- ABOUT THIS EXERCISE -
Exclude the pictures, and otherwise reproduce the data in full.

- DATA RECORDS -
———

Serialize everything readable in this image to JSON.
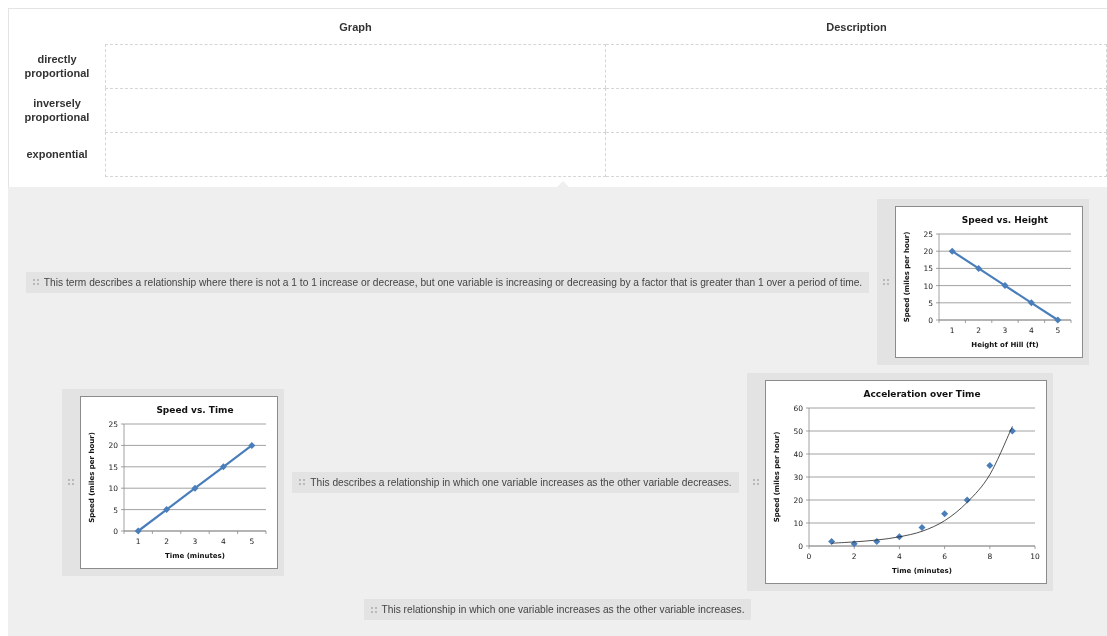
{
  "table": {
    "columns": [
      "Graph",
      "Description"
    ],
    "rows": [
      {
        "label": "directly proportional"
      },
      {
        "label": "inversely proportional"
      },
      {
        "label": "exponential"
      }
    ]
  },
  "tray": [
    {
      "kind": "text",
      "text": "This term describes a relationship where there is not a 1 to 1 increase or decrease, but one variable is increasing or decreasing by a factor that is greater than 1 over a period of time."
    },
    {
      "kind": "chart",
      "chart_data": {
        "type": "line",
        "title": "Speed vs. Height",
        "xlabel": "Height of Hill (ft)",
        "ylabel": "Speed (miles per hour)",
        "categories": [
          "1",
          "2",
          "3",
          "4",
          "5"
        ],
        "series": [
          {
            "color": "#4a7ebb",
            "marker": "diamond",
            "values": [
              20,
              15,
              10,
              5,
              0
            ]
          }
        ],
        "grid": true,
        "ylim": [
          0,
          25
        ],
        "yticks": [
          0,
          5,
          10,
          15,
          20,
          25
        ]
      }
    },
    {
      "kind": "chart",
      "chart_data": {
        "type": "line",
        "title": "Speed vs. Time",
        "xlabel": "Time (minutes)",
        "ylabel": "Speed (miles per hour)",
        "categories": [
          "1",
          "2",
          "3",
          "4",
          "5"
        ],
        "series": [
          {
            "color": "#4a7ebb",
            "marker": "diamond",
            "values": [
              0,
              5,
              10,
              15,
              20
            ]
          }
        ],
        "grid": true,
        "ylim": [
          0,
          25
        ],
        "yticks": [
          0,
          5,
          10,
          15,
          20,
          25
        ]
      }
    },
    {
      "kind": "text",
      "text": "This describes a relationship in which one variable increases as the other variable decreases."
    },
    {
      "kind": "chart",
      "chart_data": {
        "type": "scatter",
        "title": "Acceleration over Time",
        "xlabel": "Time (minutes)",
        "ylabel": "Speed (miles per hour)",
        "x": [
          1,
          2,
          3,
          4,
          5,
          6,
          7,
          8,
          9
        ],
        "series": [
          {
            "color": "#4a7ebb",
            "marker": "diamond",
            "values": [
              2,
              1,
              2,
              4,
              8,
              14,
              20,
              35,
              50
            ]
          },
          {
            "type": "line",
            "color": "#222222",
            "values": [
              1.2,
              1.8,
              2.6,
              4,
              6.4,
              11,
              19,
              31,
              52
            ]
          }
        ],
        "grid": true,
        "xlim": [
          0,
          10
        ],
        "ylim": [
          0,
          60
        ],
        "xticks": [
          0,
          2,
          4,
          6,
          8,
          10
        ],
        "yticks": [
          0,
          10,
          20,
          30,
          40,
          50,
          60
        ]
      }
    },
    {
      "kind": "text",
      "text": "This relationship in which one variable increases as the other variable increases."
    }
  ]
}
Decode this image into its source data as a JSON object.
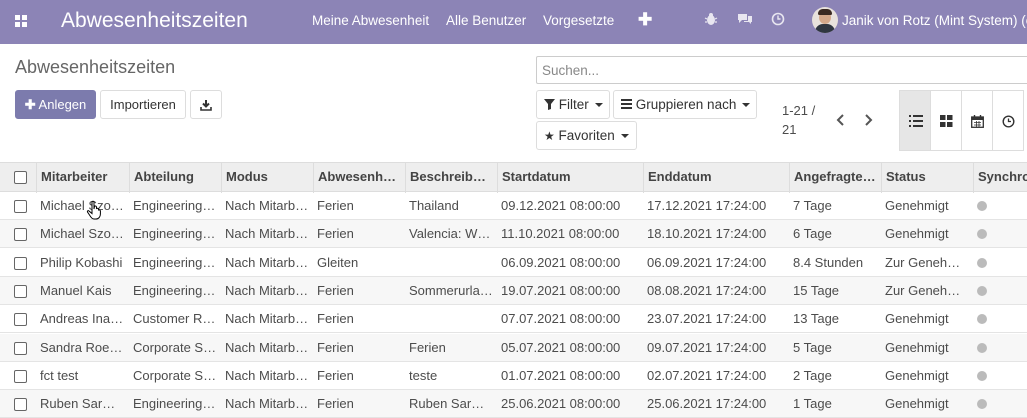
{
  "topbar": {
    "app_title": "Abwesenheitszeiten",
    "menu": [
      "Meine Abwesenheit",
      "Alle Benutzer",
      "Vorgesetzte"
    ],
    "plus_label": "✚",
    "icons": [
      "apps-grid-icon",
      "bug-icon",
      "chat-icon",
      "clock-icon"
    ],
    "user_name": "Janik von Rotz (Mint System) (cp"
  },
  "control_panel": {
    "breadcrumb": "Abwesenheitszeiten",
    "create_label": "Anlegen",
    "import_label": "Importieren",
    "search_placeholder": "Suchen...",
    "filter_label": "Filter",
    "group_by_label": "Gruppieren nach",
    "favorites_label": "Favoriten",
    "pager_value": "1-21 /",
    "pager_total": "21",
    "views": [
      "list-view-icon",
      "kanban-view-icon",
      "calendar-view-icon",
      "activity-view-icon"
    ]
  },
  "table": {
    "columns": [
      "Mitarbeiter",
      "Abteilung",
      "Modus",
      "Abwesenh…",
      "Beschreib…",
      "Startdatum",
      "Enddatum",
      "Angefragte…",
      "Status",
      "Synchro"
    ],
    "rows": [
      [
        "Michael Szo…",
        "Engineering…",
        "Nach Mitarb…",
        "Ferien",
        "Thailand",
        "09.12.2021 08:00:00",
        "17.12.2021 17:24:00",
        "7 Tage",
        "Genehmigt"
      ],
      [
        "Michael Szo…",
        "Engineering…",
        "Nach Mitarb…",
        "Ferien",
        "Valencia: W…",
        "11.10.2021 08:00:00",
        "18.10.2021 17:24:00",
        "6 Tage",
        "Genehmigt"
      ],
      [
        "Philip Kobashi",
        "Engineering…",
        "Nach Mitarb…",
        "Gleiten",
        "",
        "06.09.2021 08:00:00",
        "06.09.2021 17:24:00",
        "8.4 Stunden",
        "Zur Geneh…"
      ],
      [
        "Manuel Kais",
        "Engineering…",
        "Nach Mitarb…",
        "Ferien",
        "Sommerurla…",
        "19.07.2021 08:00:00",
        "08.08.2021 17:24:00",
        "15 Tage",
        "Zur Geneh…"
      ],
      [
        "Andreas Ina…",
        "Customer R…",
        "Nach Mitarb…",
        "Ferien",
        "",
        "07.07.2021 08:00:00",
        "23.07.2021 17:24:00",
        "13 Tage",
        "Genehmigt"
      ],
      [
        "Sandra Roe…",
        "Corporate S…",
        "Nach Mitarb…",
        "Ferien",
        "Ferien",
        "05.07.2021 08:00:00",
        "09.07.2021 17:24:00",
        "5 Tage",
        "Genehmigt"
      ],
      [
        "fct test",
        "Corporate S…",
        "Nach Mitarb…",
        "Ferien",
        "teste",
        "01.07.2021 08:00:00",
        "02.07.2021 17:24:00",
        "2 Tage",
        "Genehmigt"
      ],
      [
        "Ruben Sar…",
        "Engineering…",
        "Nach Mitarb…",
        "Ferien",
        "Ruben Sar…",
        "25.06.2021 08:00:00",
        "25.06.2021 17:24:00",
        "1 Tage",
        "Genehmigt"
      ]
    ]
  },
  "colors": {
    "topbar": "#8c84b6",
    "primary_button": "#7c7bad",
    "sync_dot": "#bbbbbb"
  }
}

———

- WRITTEN RESPONSE -
Serialize everything readable in this image to JSON.
{
  "table": {
    "columns": [
      "Graph",
      "Description"
    ],
    "rows": [
      {
        "label": "directly proportional"
      },
      {
        "label": "inversely proportional"
      },
      {
        "label": "exponential"
      }
    ]
  },
  "tray": [
    {
      "kind": "text",
      "text": "This term describes a relationship where there is not a 1 to 1 increase or decrease, but one variable is increasing or decreasing by a factor that is greater than 1 over a period of time."
    },
    {
      "kind": "chart",
      "chart_data": {
        "type": "line",
        "title": "Speed vs. Height",
        "xlabel": "Height of Hill (ft)",
        "ylabel": "Speed (miles per hour)",
        "categories": [
          "1",
          "2",
          "3",
          "4",
          "5"
        ],
        "series": [
          {
            "color": "#4a7ebb",
            "marker": "diamond",
            "values": [
              20,
              15,
              10,
              5,
              0
            ]
          }
        ],
        "grid": true,
        "ylim": [
          0,
          25
        ],
        "yticks": [
          0,
          5,
          10,
          15,
          20,
          25
        ]
      }
    },
    {
      "kind": "chart",
      "chart_data": {
        "type": "line",
        "title": "Speed vs. Time",
        "xlabel": "Time (minutes)",
        "ylabel": "Speed (miles per hour)",
        "categories": [
          "1",
          "2",
          "3",
          "4",
          "5"
        ],
        "series": [
          {
            "color": "#4a7ebb",
            "marker": "diamond",
            "values": [
              0,
              5,
              10,
              15,
              20
            ]
          }
        ],
        "grid": true,
        "ylim": [
          0,
          25
        ],
        "yticks": [
          0,
          5,
          10,
          15,
          20,
          25
        ]
      }
    },
    {
      "kind": "text",
      "text": "This describes a relationship in which one variable increases as the other variable decreases."
    },
    {
      "kind": "chart",
      "chart_data": {
        "type": "scatter",
        "title": "Acceleration over Time",
        "xlabel": "Time (minutes)",
        "ylabel": "Speed (miles per hour)",
        "x": [
          1,
          2,
          3,
          4,
          5,
          6,
          7,
          8,
          9
        ],
        "series": [
          {
            "color": "#4a7ebb",
            "marker": "diamond",
            "values": [
              2,
              1,
              2,
              4,
              8,
              14,
              20,
              35,
              50
            ]
          },
          {
            "type": "line",
            "color": "#222222",
            "values": [
              1.2,
              1.8,
              2.6,
              4,
              6.4,
              11,
              19,
              31,
              52
            ]
          }
        ],
        "grid": true,
        "xlim": [
          0,
          10
        ],
        "ylim": [
          0,
          60
        ],
        "xticks": [
          0,
          2,
          4,
          6,
          8,
          10
        ],
        "yticks": [
          0,
          10,
          20,
          30,
          40,
          50,
          60
        ]
      }
    },
    {
      "kind": "text",
      "text": "This relationship in which one variable increases as the other variable increases."
    }
  ]
}
Decode this image into its source data as a JSON object.
{
  "topbar": {
    "app_title": "Abwesenheitszeiten",
    "menu": [
      "Meine Abwesenheit",
      "Alle Benutzer",
      "Vorgesetzte"
    ],
    "plus_label": "✚",
    "icons": [
      "apps-grid-icon",
      "bug-icon",
      "chat-icon",
      "clock-icon"
    ],
    "user_name": "Janik von Rotz (Mint System) (cp"
  },
  "control_panel": {
    "breadcrumb": "Abwesenheitszeiten",
    "create_label": "Anlegen",
    "import_label": "Importieren",
    "search_placeholder": "Suchen...",
    "filter_label": "Filter",
    "group_by_label": "Gruppieren nach",
    "favorites_label": "Favoriten",
    "pager_value": "1-21 /",
    "pager_total": "21",
    "views": [
      "list-view-icon",
      "kanban-view-icon",
      "calendar-view-icon",
      "activity-view-icon"
    ]
  },
  "table": {
    "columns": [
      "Mitarbeiter",
      "Abteilung",
      "Modus",
      "Abwesenh…",
      "Beschreib…",
      "Startdatum",
      "Enddatum",
      "Angefragte…",
      "Status",
      "Synchro"
    ],
    "rows": [
      [
        "Michael Szo…",
        "Engineering…",
        "Nach Mitarb…",
        "Ferien",
        "Thailand",
        "09.12.2021 08:00:00",
        "17.12.2021 17:24:00",
        "7 Tage",
        "Genehmigt"
      ],
      [
        "Michael Szo…",
        "Engineering…",
        "Nach Mitarb…",
        "Ferien",
        "Valencia: W…",
        "11.10.2021 08:00:00",
        "18.10.2021 17:24:00",
        "6 Tage",
        "Genehmigt"
      ],
      [
        "Philip Kobashi",
        "Engineering…",
        "Nach Mitarb…",
        "Gleiten",
        "",
        "06.09.2021 08:00:00",
        "06.09.2021 17:24:00",
        "8.4 Stunden",
        "Zur Geneh…"
      ],
      [
        "Manuel Kais",
        "Engineering…",
        "Nach Mitarb…",
        "Ferien",
        "Sommerurla…",
        "19.07.2021 08:00:00",
        "08.08.2021 17:24:00",
        "15 Tage",
        "Zur Geneh…"
      ],
      [
        "Andreas Ina…",
        "Customer R…",
        "Nach Mitarb…",
        "Ferien",
        "",
        "07.07.2021 08:00:00",
        "23.07.2021 17:24:00",
        "13 Tage",
        "Genehmigt"
      ],
      [
        "Sandra Roe…",
        "Corporate S…",
        "Nach Mitarb…",
        "Ferien",
        "Ferien",
        "05.07.2021 08:00:00",
        "09.07.2021 17:24:00",
        "5 Tage",
        "Genehmigt"
      ],
      [
        "fct test",
        "Corporate S…",
        "Nach Mitarb…",
        "Ferien",
        "teste",
        "01.07.2021 08:00:00",
        "02.07.2021 17:24:00",
        "2 Tage",
        "Genehmigt"
      ],
      [
        "Ruben Sar…",
        "Engineering…",
        "Nach Mitarb…",
        "Ferien",
        "Ruben Sar…",
        "25.06.2021 08:00:00",
        "25.06.2021 17:24:00",
        "1 Tage",
        "Genehmigt"
      ]
    ]
  },
  "colors": {
    "topbar": "#8c84b6",
    "primary_button": "#7c7bad",
    "sync_dot": "#bbbbbb"
  }
}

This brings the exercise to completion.